Manganese is primarily known for its use in steel production, which makes up about 90% of the metal’s demand. However, manganese is also an essential micronutrient that is needed for plant life.

Brazil is the world's largest exporter of soybeans, but it is finding widespread manganese deficiencies are hurting crop yields. This creates a new opportunity for high-grade manganese producers.

Courtesy of: Visual Capitalist

Manganese fertilizer infographic presented by: Cancana

Manganese is primarily known for its uses in steel production, which makes up about 90% of the metal’s demand. However, it is less known for its important uses in batteries and particularly fertilizers.

Manganese is an essential micronutrient that is needed for plant and animal life. While it is needed in lesser amounts than the major fertilizer elements (N, P, K), the metal is essential for healthy growth of plants. There is no substitute for manganese in crops as it is needed chemically for photosynthesis.

Manganese is sufficient in most soils to supply crop needs, but may be deficient in dry conditions, sandy soils, high organic matter soils (especially peat and muck), and soils with high pH.

As the world’s largest net agricultural supplier, Brazil is the world’s breadbasket and agribusiness makes up almost a quarter of the country’s GDP.


Brazil produces 30% of the world’s soybeans and is also the crop’s #1 exporter with 41% of all shipments. Growth in soybean production is not stopping, and it continues to expand by 14.1% per year in Amazonian states, covering over eight million hectares.

However, there is a major problem for these farmers. This soil tends to be low in manganese micronutrients. Balanced plant nutrition with micronutrients can increase soybean yield by approximately 30%, yet manganese is the most common deficiency noted in soybean production in Brazil. Without it, farmers cannot maximize crop yield or revenues.

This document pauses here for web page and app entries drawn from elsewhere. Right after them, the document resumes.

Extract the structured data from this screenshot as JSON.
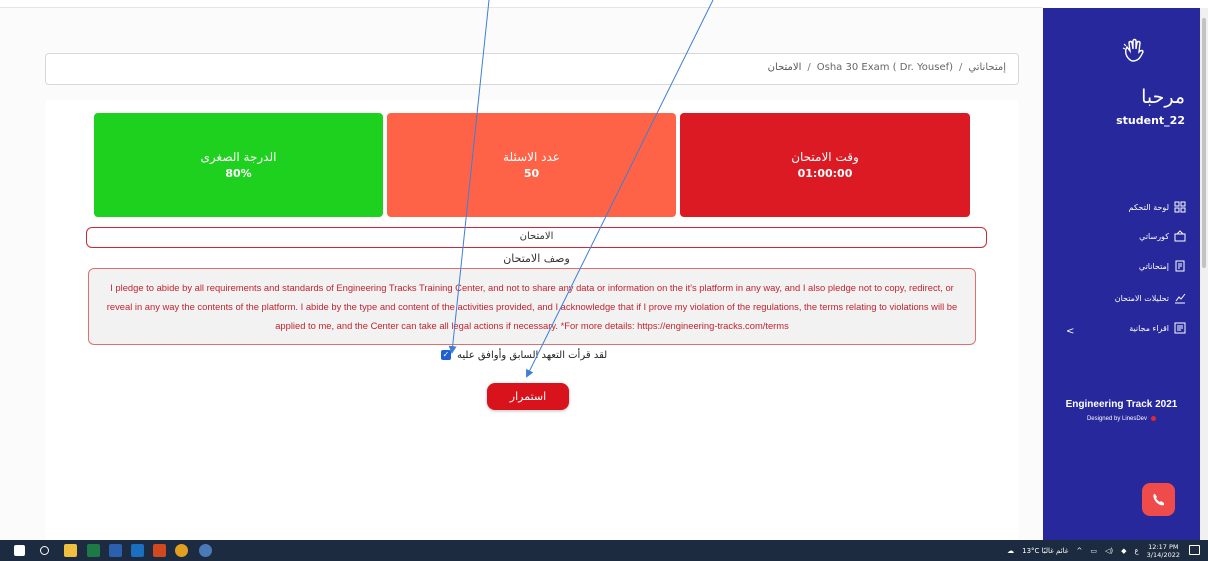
{
  "breadcrumb": {
    "home": "إمتحاناتي",
    "sep1": "/",
    "exam": "Osha 30 Exam ( Dr. Yousef)",
    "sep2": "/",
    "current": "الامتحان"
  },
  "stats": {
    "min_score": {
      "label": "الدرجة الصغرى",
      "value": "80%"
    },
    "questions": {
      "label": "عدد الاسئلة",
      "value": "50"
    },
    "duration": {
      "label": "وقت الامتحان",
      "value": "01:00:00"
    }
  },
  "exam": {
    "title": "الامتحان",
    "description_heading": "وصف الامتحان",
    "pledge_text": "I pledge to abide by all requirements and standards of Engineering Tracks Training Center, and not to share any data or information on the it's platform in any way, and I also pledge not to copy, redirect, or reveal in any way the contents of the platform. I abide by the type and content of the activities provided, and I acknowledge that if I prove my violation of the regulations, the terms relating to violations will be applied to me, and the Center can take all legal actions if necessary. *For more details: https://engineering-tracks.com/terms",
    "agree_label": "لقد قرأت التعهد السابق وأوافق عليه",
    "agree_checked": true,
    "continue_label": "استمرار"
  },
  "sidebar": {
    "greeting": "مرحبا",
    "username": "student_22",
    "items": [
      {
        "label": "لوحة التحكم",
        "icon": "dashboard-icon"
      },
      {
        "label": "كورساتي",
        "icon": "courses-icon"
      },
      {
        "label": "إمتحاناتي",
        "icon": "exams-icon"
      },
      {
        "label": "تحليلات الامتحان",
        "icon": "analytics-icon"
      },
      {
        "label": "اقراء مجانية",
        "icon": "free-read-icon"
      }
    ],
    "collapse": "<",
    "brand": "Engineering Track 2021",
    "designed_by": "Designed by LinesDev"
  },
  "taskbar": {
    "weather": "13°C غائم غالبًا",
    "lang": "ع",
    "time": "12:17 PM",
    "date": "3/14/2022"
  },
  "colors": {
    "sidebar": "#26289b",
    "green": "#1ed11e",
    "orange": "#ff6347",
    "red": "#db1a23",
    "accent": "#d8131c"
  }
}
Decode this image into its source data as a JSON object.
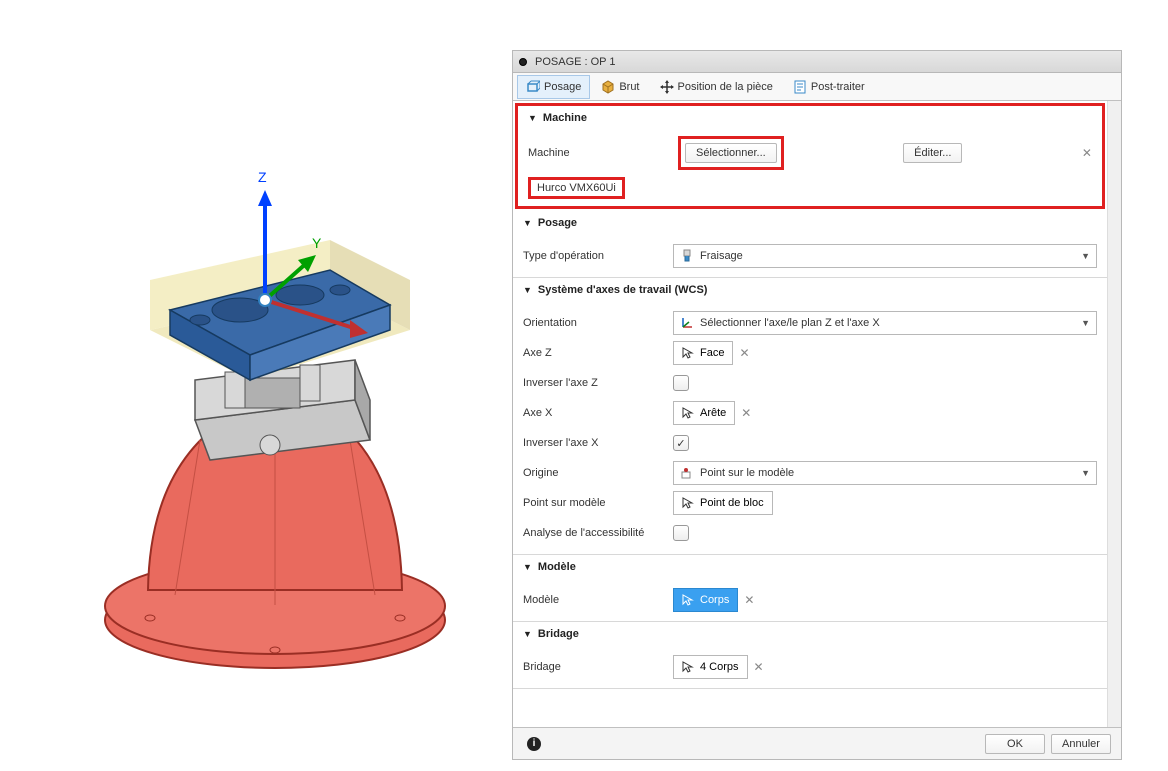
{
  "panel": {
    "title": "POSAGE : OP 1"
  },
  "tabs": {
    "posage": "Posage",
    "brut": "Brut",
    "position": "Position de la pièce",
    "post": "Post-traiter"
  },
  "sections": {
    "machine": {
      "header": "Machine",
      "label": "Machine",
      "select_btn": "Sélectionner...",
      "edit_btn": "Éditer...",
      "name": "Hurco VMX60Ui"
    },
    "posage": {
      "header": "Posage",
      "op_type_label": "Type d'opération",
      "op_type_value": "Fraisage"
    },
    "wcs": {
      "header": "Système d'axes de travail (WCS)",
      "orientation_label": "Orientation",
      "orientation_value": "Sélectionner l'axe/le plan Z et l'axe X",
      "axe_z_label": "Axe Z",
      "axe_z_value": "Face",
      "inv_z_label": "Inverser l'axe Z",
      "axe_x_label": "Axe X",
      "axe_x_value": "Arête",
      "inv_x_label": "Inverser l'axe X",
      "origine_label": "Origine",
      "origine_value": "Point sur le modèle",
      "point_label": "Point sur modèle",
      "point_value": "Point de bloc",
      "access_label": "Analyse de l'accessibilité"
    },
    "modele": {
      "header": "Modèle",
      "label": "Modèle",
      "value": "Corps"
    },
    "bridage": {
      "header": "Bridage",
      "label": "Bridage",
      "value": "4 Corps"
    }
  },
  "footer": {
    "ok": "OK",
    "cancel": "Annuler"
  },
  "viewport": {
    "axes": {
      "z": "Z",
      "y": "Y"
    }
  }
}
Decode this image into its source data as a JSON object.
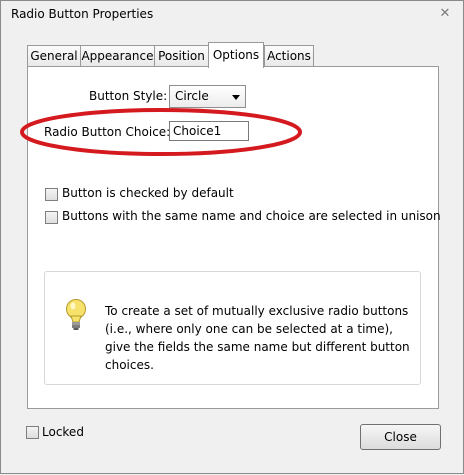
{
  "window": {
    "title": "Radio Button Properties"
  },
  "tabs": [
    {
      "label": "General"
    },
    {
      "label": "Appearance"
    },
    {
      "label": "Position"
    },
    {
      "label": "Options"
    },
    {
      "label": "Actions"
    }
  ],
  "options": {
    "button_style_label": "Button Style:",
    "button_style_value": "Circle",
    "choice_label": "Radio Button Choice:",
    "choice_value": "Choice1",
    "checked_default_label": "Button is checked by default",
    "unison_label": "Buttons with the same name and choice are selected in unison"
  },
  "info": {
    "text": "To create a set of mutually exclusive radio buttons (i.e., where only one can be selected at a time), give the fields the same name but different button choices."
  },
  "footer": {
    "locked_label": "Locked",
    "close_label": "Close"
  },
  "colors": {
    "annotation_ellipse": "#d4191f",
    "bulb": "#f7e26b"
  }
}
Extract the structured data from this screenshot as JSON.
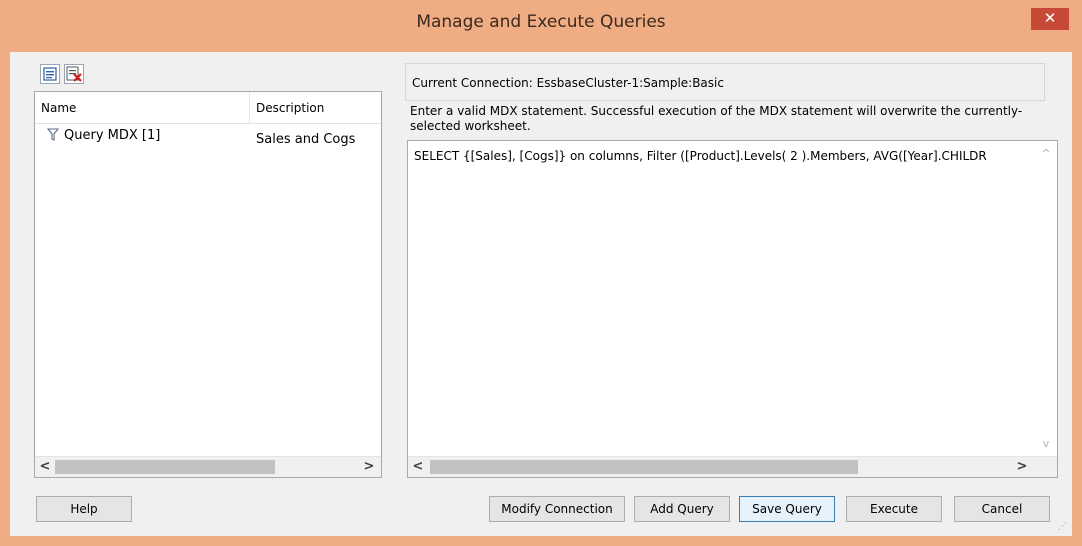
{
  "window": {
    "title": "Manage and Execute Queries",
    "close_glyph": "✕"
  },
  "toolbar": {
    "icons": [
      "query-list-icon",
      "delete-query-icon"
    ]
  },
  "query_list": {
    "columns": [
      "Name",
      "Description"
    ],
    "rows": [
      {
        "name": "Query MDX [1]",
        "description": "Sales and Cogs"
      }
    ]
  },
  "connection": {
    "label": "Current Connection: EssbaseCluster-1:Sample:Basic"
  },
  "instructions": "Enter a valid MDX statement. Successful execution of the MDX statement will overwrite the currently-selected worksheet.",
  "query_text": "SELECT {[Sales], [Cogs]} on columns, Filter ([Product].Levels( 2 ).Members, AVG([Year].CHILDR",
  "scroll_glyphs": {
    "left": "<",
    "right": ">",
    "up": "^",
    "down": "v"
  },
  "buttons": {
    "help": "Help",
    "modify_connection": "Modify Connection",
    "add_query": "Add Query",
    "save_query": "Save Query",
    "execute": "Execute",
    "cancel": "Cancel"
  },
  "colors": {
    "title_bar": "#f0ad83",
    "close_button": "#c74a39",
    "dialog_bg": "#f0f0f0"
  }
}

Not just any type of manganese will do. It has to be both high-purity and high-grade. Crops are eaten directly or indirectly by humans, so manganese must not have significant levels of heavy metals such as arsenic, cadmium, mercury, lead, or chromium. Brazil has specific regulations on the level of contaminants allowed, and therefore high-purity manganese is needed.

Manganese also has to be high-grade. Many fertilizer and feed applications call for high-grade ores with a minimum grade of 48%. As a result, more than a 30% premium is paid for high-grade, high-purity manganese ore.

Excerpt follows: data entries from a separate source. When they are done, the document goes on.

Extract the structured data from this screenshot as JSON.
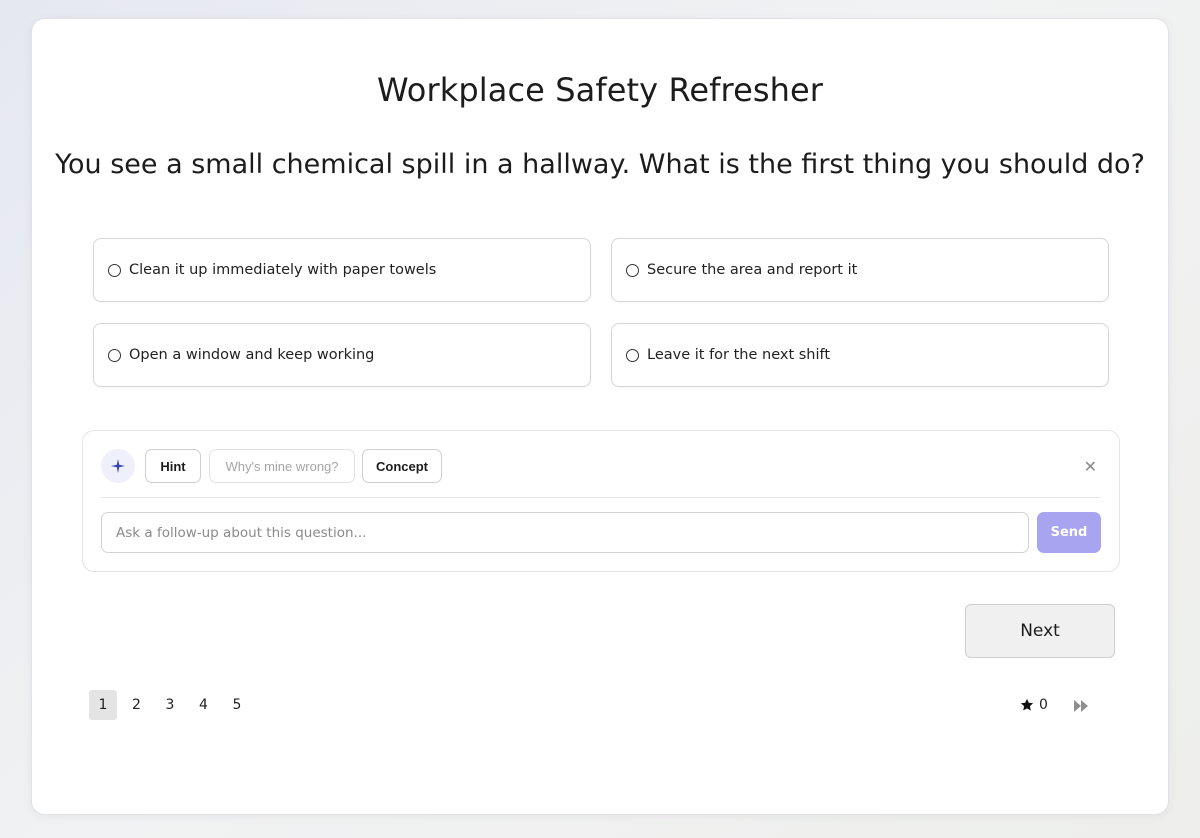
{
  "quiz": {
    "title": "Workplace Safety Refresher",
    "question": "You see a small chemical spill in a hallway. What is the first thing you should do?",
    "options": [
      "Clean it up immediately with paper towels",
      "Secure the area and report it",
      "Open a window and keep working",
      "Leave it for the next shift"
    ]
  },
  "assistant": {
    "icon": "sparkle-icon",
    "chips": {
      "hint": "Hint",
      "why_wrong": "Why's mine wrong?",
      "concept": "Concept"
    },
    "close_icon": "close-icon",
    "input_placeholder": "Ask a follow-up about this question...",
    "input_value": "",
    "send_label": "Send",
    "send_color": "#a9a4ef"
  },
  "navigation": {
    "next_label": "Next",
    "pages": [
      "1",
      "2",
      "3",
      "4",
      "5"
    ],
    "current_page": "1",
    "stars_count": "0",
    "skip_icon": "fast-forward-icon"
  }
}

Of particular interest is Mato Grosso, which uses more manganese than any other state in Brazil. This state is expected to account for 43.7% of the additional fertilizer and feed demand of manganese over the coming years, and high-grade sources of ore in this area will be particularly strategic.